The internal Rutgers report, released to the Legislature last week at Sweeney's request, recommended improving efficiency at committee meetings; changing the role or size of certain committees; and decreasing the voting membership of the 59-member board of trustees to between 36 and 43 members.
Some of its recommendations are vague, such as on improving relations with state legislators.
In the resolution they passed Thursday, the trustees declared their opposition to the bill, calling it "an unlawful attempt by the state to alter the governance of Rutgers." But the two-paragraph resolution also suggested outreach to legislators:
"The Board of Trustees will, over the next 90 days, and thereafter, review its governance structure and will continue to review and evaluate the Joint Task Force on Governance Report, and will welcome a dialogue with legislative leaders," according to the resolution.
Sweeney has said the bill is needed so the board of governors better reflects the university's expansion into health sciences. Two of the new board members would need to have medical expertise.
Rutgers activists say any changes to the university's governance structure must be approved by the trustees.
They point to a 1956 law that made Rutgers the state university of New Jersey. It established the board of governors and created a contract between the trustees and the state, according to a legal memorandum issued this month by the state's nonpartisan Office of Legislative Services.
Changing the governing board without the trustees' consent could breach that contract, violating the U.S. and New Jersey Constitutions, the memo said.
Farmer wrote in his letter - a copy of which was obtained by The Inquirer - that he believed the legislation would be unconstitutional unless it was consented to by the two boards.
But even a win in court would carry unknowns, he said, and could result in a years-long battle with Sweeney, who is said to be considering a gubernatorial bid in 2017.
The state is the largest source of funding for the university, Farmer noted.
"Litigation will bring uncertain results even if successful, and will alienate our greatest benefactor at a time when Rutgers' financial challenges are great and the state will be looking for line items to cut," Farmer wrote.
More broadly, Farmer said, Rutgers should work to improve its relations with the state - "our largest benefactor by unimaginable orders of magnitude" - especially at a time when the university is undergoing other changes, such as entering the Big Ten Conference.
Asked about Farmer's citing political reasons for not going to court, Cantor said the trustees "will take all of that into consideration, but nothing is off the table."
Farmer was the state attorney general from 1999 to 2002 under Gov. Christie Whitman.
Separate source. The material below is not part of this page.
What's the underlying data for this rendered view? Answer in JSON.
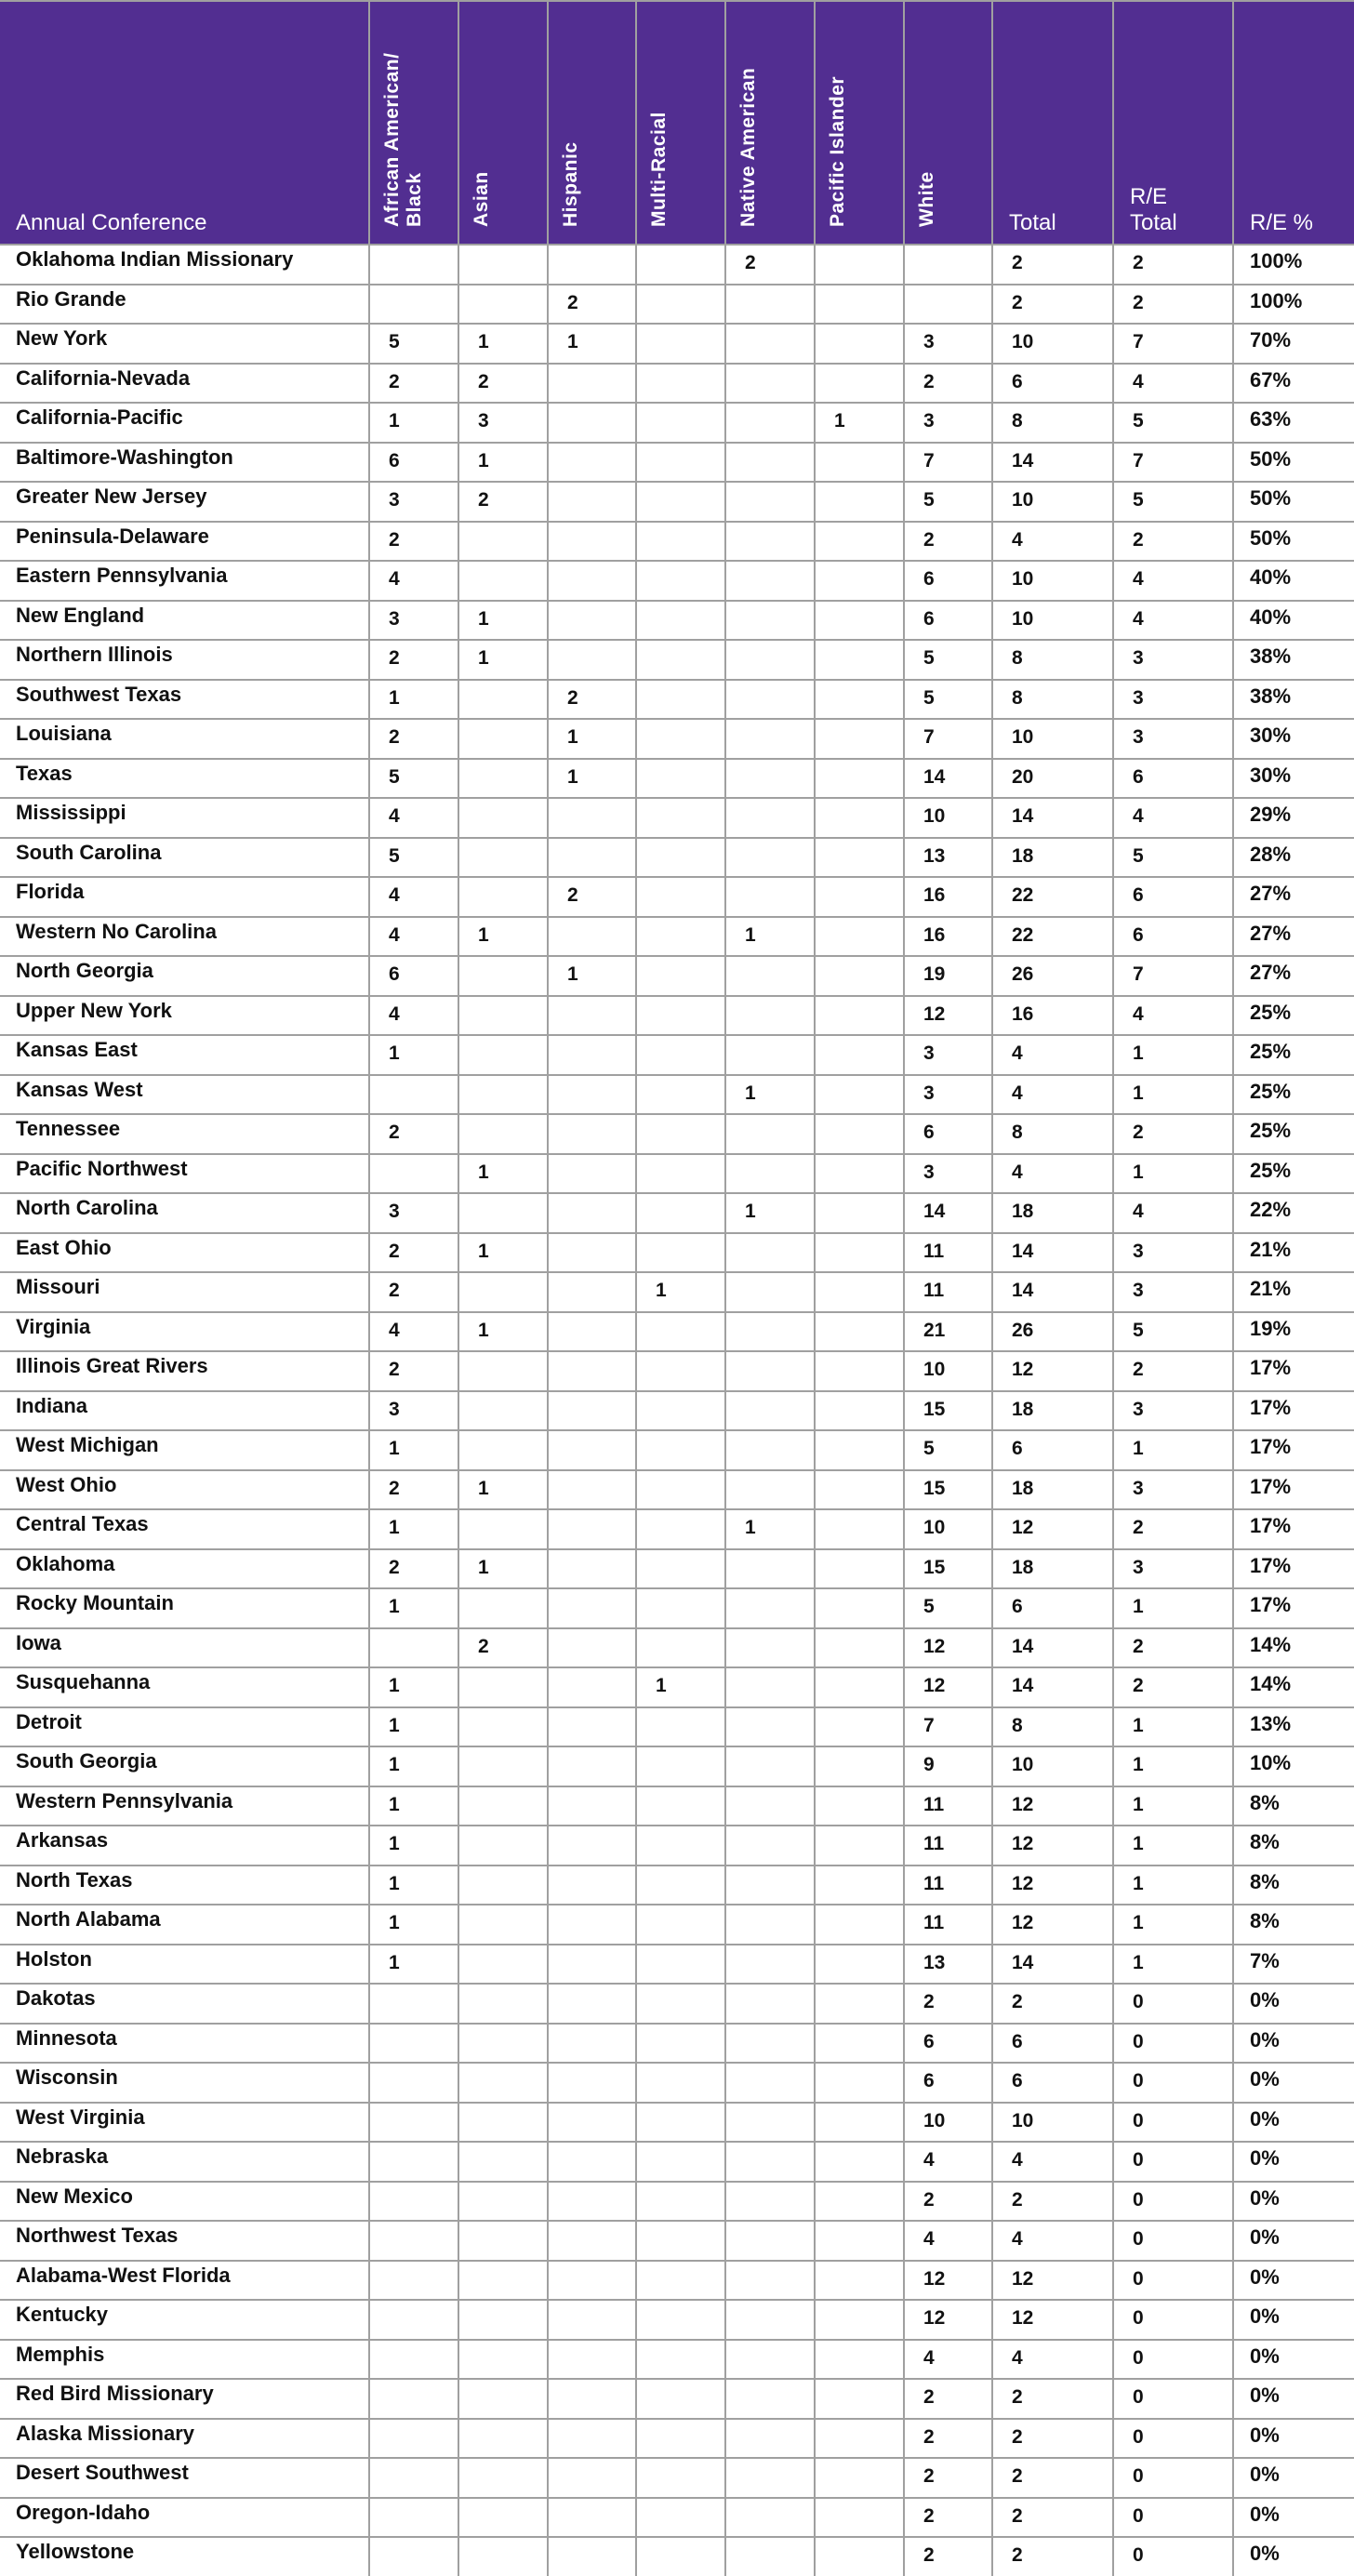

He was appointed acting general counsel in April 2013 after the Mike Rice basketball scandal.
He declined to comment on his letter.
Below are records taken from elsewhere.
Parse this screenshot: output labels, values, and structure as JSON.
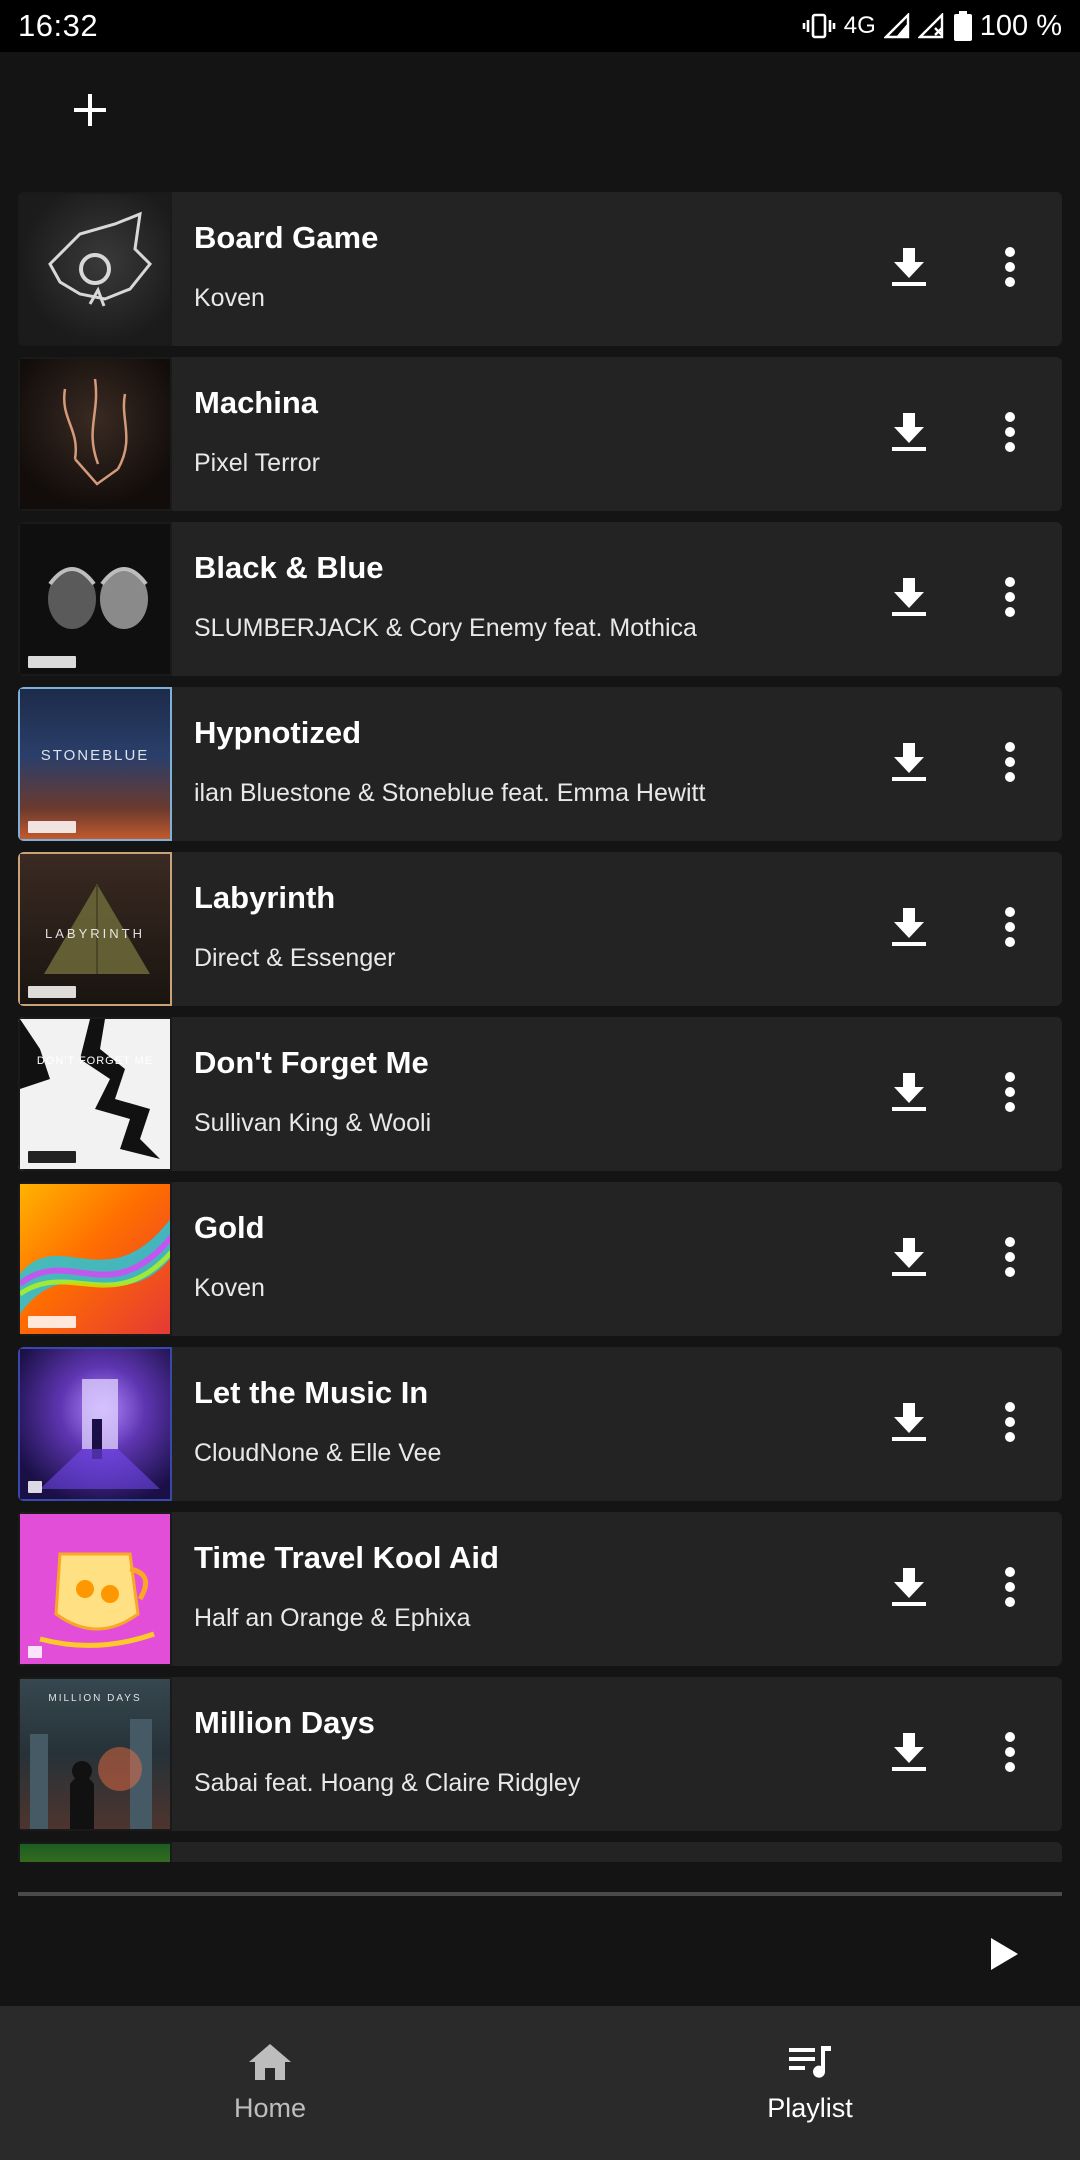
{
  "status_bar": {
    "time": "16:32",
    "network": "4G",
    "battery": "100 %"
  },
  "toolbar": {
    "add_icon": "plus-icon"
  },
  "tracks": [
    {
      "title": "Board Game",
      "artist": "Koven"
    },
    {
      "title": "Machina",
      "artist": "Pixel Terror"
    },
    {
      "title": "Black & Blue",
      "artist": "SLUMBERJACK & Cory Enemy feat. Mothica"
    },
    {
      "title": "Hypnotized",
      "artist": "ilan Bluestone & Stoneblue feat. Emma Hewitt"
    },
    {
      "title": "Labyrinth",
      "artist": "Direct & Essenger"
    },
    {
      "title": "Don't Forget Me",
      "artist": "Sullivan King & Wooli"
    },
    {
      "title": "Gold",
      "artist": "Koven"
    },
    {
      "title": "Let the Music In",
      "artist": "CloudNone & Elle Vee"
    },
    {
      "title": "Time Travel Kool Aid",
      "artist": "Half an Orange & Ephixa"
    },
    {
      "title": "Million Days",
      "artist": "Sabai feat. Hoang & Claire Ridgley"
    }
  ],
  "art_text": {
    "stoneblue": "STONEBLUE",
    "labyrinth": "LABYRINTH",
    "dont_forget_me": "DON'T FORGET ME",
    "million_days": "MILLION DAYS"
  },
  "player": {
    "progress": 0,
    "play_icon": "play-icon"
  },
  "bottom_nav": {
    "home_label": "Home",
    "playlist_label": "Playlist",
    "active": "playlist"
  },
  "colors": {
    "background": "#141414",
    "card": "#232323",
    "nav": "#2a2a2a"
  }
}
Farmer, who will soon step down as general counsel and return to the faculty, noted that his role was advisory, and said his letter was in part based on personal experience in Trenton.
He said the bill should be viewed in the context of a series of battles between Sweeney and Rutgers in recent years.
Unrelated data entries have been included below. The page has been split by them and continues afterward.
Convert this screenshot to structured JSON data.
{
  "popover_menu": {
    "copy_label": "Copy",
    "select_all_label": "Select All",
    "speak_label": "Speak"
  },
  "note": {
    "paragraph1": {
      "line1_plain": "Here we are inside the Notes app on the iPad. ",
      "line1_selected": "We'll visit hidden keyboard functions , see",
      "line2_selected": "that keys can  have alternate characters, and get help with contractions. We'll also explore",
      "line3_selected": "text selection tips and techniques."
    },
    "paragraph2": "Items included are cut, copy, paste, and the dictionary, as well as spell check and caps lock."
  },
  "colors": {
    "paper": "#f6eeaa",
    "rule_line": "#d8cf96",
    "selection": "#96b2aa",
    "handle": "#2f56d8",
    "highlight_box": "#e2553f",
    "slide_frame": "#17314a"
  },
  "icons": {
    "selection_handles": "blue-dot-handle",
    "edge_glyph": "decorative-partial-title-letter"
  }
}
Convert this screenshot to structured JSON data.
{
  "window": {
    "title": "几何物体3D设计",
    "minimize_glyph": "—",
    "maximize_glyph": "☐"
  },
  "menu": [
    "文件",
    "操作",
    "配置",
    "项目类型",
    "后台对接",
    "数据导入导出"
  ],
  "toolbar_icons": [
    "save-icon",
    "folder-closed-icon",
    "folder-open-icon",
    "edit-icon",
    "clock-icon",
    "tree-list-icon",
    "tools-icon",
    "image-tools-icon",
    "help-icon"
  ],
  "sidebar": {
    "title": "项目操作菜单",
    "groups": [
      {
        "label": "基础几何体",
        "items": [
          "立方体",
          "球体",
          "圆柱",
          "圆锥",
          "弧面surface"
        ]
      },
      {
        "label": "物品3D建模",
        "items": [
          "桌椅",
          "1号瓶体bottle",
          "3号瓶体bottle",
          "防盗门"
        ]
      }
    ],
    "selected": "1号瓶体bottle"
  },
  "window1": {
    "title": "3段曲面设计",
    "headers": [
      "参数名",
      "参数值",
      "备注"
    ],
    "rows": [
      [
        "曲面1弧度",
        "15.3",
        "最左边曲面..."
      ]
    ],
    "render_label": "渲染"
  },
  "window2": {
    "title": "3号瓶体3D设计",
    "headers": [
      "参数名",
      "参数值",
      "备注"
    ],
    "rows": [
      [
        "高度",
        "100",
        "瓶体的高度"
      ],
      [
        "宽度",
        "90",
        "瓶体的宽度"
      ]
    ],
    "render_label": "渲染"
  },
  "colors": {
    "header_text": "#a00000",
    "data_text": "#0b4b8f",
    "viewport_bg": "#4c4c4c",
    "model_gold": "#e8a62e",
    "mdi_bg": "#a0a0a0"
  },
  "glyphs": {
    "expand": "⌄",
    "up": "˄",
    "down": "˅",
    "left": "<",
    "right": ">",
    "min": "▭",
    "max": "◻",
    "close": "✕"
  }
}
In 2012, Sweeney and Gov. Christie pushed to merge Rutgers-Camden with Rowan University as part of a reorganization in New Jersey higher education. That proposal was ultimately dropped but resulted in a compromise that created a joint board overseeing new health sciences partnerships between the schools.
Then last year, Sweeney attempted to abolish the board of trustees, saying Rutgers' dual-board structure was antiquated.
"For the third time in as many years, Rutgers faces a fundamental - indeed, almost an existential - challenge to its status within New Jersey," Farmer wrote.
But Farmer said it would be a "grave mistake" to equate Sweeney's current proposal with his previous ones.
"From attempting to take an entire campus, to attempting to eliminate an entire board, to attempting to disrupt the margin of public to trustee governors, to the current effort, there has been a steady erosion of any ambition to 'take over' Rutgers," Farmer wrote.
He added: "The current effort seems closer to face-saving retreat than to creeping aggression."